ENTRIES SUPPLIED
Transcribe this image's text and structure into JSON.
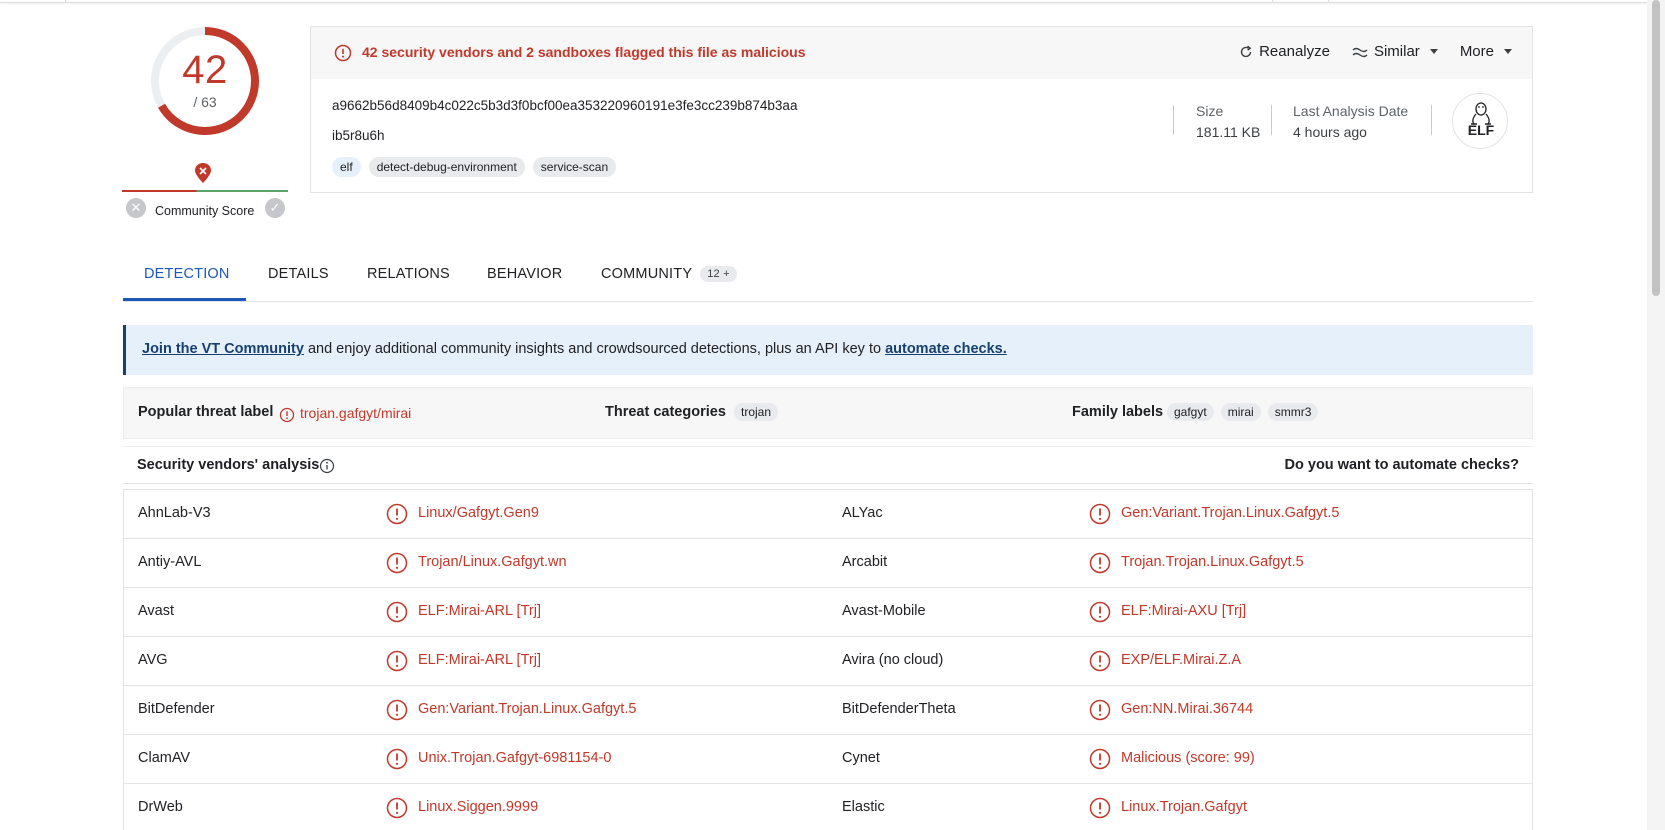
{
  "score": {
    "detections": "42",
    "total": "/ 63"
  },
  "community": {
    "label": "Community Score"
  },
  "alert": {
    "text": "42 security vendors and 2 sandboxes flagged this file as malicious"
  },
  "actions": {
    "reanalyze": "Reanalyze",
    "similar": "Similar",
    "more": "More"
  },
  "file": {
    "hash": "a9662b56d8409b4c022c5b3d3f0bcf00ea353220960191e3fe3cc239b874b3aa",
    "name": "ib5r8u6h",
    "tags": [
      "elf",
      "detect-debug-environment",
      "service-scan"
    ],
    "size_label": "Size",
    "size_value": "181.11 KB",
    "last_label": "Last Analysis Date",
    "last_value": "4 hours ago",
    "type_badge": "ELF"
  },
  "tabs": [
    {
      "label": "DETECTION"
    },
    {
      "label": "DETAILS"
    },
    {
      "label": "RELATIONS"
    },
    {
      "label": "BEHAVIOR"
    },
    {
      "label": "COMMUNITY",
      "count": "12 +"
    }
  ],
  "banner": {
    "link1": "Join the VT Community",
    "middle": " and enjoy additional community insights and crowdsourced detections, plus an API key to ",
    "link2": "automate checks."
  },
  "threat": {
    "popular_label": "Popular threat label",
    "popular_value": "trojan.gafgyt/mirai",
    "categories_label": "Threat categories",
    "categories": [
      "trojan"
    ],
    "family_label": "Family labels",
    "families": [
      "gafgyt",
      "mirai",
      "smmr3"
    ]
  },
  "vendors": {
    "title": "Security vendors' analysis",
    "automate": "Do you want to automate checks?",
    "rows": [
      {
        "v1": "AhnLab-V3",
        "r1": "Linux/Gafgyt.Gen9",
        "v2": "ALYac",
        "r2": "Gen:Variant.Trojan.Linux.Gafgyt.5"
      },
      {
        "v1": "Antiy-AVL",
        "r1": "Trojan/Linux.Gafgyt.wn",
        "v2": "Arcabit",
        "r2": "Trojan.Trojan.Linux.Gafgyt.5"
      },
      {
        "v1": "Avast",
        "r1": "ELF:Mirai-ARL [Trj]",
        "v2": "Avast-Mobile",
        "r2": "ELF:Mirai-AXU [Trj]"
      },
      {
        "v1": "AVG",
        "r1": "ELF:Mirai-ARL [Trj]",
        "v2": "Avira (no cloud)",
        "r2": "EXP/ELF.Mirai.Z.A"
      },
      {
        "v1": "BitDefender",
        "r1": "Gen:Variant.Trojan.Linux.Gafgyt.5",
        "v2": "BitDefenderTheta",
        "r2": "Gen:NN.Mirai.36744"
      },
      {
        "v1": "ClamAV",
        "r1": "Unix.Trojan.Gafgyt-6981154-0",
        "v2": "Cynet",
        "r2": "Malicious (score: 99)"
      },
      {
        "v1": "DrWeb",
        "r1": "Linux.Siggen.9999",
        "v2": "Elastic",
        "r2": "Linux.Trojan.Gafgyt"
      }
    ]
  },
  "colors": {
    "malicious": "#c0392b",
    "accent": "#1a57b6",
    "banner_bg": "#e6f0fa"
  }
}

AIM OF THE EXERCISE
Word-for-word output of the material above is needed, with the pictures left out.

ANSWER SECTION
Transcribe this image's text and structure into JSON.
{
  "score": {
    "detections": "42",
    "total": "/ 63"
  },
  "community": {
    "label": "Community Score"
  },
  "alert": {
    "text": "42 security vendors and 2 sandboxes flagged this file as malicious"
  },
  "actions": {
    "reanalyze": "Reanalyze",
    "similar": "Similar",
    "more": "More"
  },
  "file": {
    "hash": "a9662b56d8409b4c022c5b3d3f0bcf00ea353220960191e3fe3cc239b874b3aa",
    "name": "ib5r8u6h",
    "tags": [
      "elf",
      "detect-debug-environment",
      "service-scan"
    ],
    "size_label": "Size",
    "size_value": "181.11 KB",
    "last_label": "Last Analysis Date",
    "last_value": "4 hours ago",
    "type_badge": "ELF"
  },
  "tabs": [
    {
      "label": "DETECTION"
    },
    {
      "label": "DETAILS"
    },
    {
      "label": "RELATIONS"
    },
    {
      "label": "BEHAVIOR"
    },
    {
      "label": "COMMUNITY",
      "count": "12 +"
    }
  ],
  "banner": {
    "link1": "Join the VT Community",
    "middle": " and enjoy additional community insights and crowdsourced detections, plus an API key to ",
    "link2": "automate checks."
  },
  "threat": {
    "popular_label": "Popular threat label",
    "popular_value": "trojan.gafgyt/mirai",
    "categories_label": "Threat categories",
    "categories": [
      "trojan"
    ],
    "family_label": "Family labels",
    "families": [
      "gafgyt",
      "mirai",
      "smmr3"
    ]
  },
  "vendors": {
    "title": "Security vendors' analysis",
    "automate": "Do you want to automate checks?",
    "rows": [
      {
        "v1": "AhnLab-V3",
        "r1": "Linux/Gafgyt.Gen9",
        "v2": "ALYac",
        "r2": "Gen:Variant.Trojan.Linux.Gafgyt.5"
      },
      {
        "v1": "Antiy-AVL",
        "r1": "Trojan/Linux.Gafgyt.wn",
        "v2": "Arcabit",
        "r2": "Trojan.Trojan.Linux.Gafgyt.5"
      },
      {
        "v1": "Avast",
        "r1": "ELF:Mirai-ARL [Trj]",
        "v2": "Avast-Mobile",
        "r2": "ELF:Mirai-AXU [Trj]"
      },
      {
        "v1": "AVG",
        "r1": "ELF:Mirai-ARL [Trj]",
        "v2": "Avira (no cloud)",
        "r2": "EXP/ELF.Mirai.Z.A"
      },
      {
        "v1": "BitDefender",
        "r1": "Gen:Variant.Trojan.Linux.Gafgyt.5",
        "v2": "BitDefenderTheta",
        "r2": "Gen:NN.Mirai.36744"
      },
      {
        "v1": "ClamAV",
        "r1": "Unix.Trojan.Gafgyt-6981154-0",
        "v2": "Cynet",
        "r2": "Malicious (score: 99)"
      },
      {
        "v1": "DrWeb",
        "r1": "Linux.Siggen.9999",
        "v2": "Elastic",
        "r2": "Linux.Trojan.Gafgyt"
      }
    ]
  },
  "colors": {
    "malicious": "#c0392b",
    "accent": "#1a57b6",
    "banner_bg": "#e6f0fa"
  }
}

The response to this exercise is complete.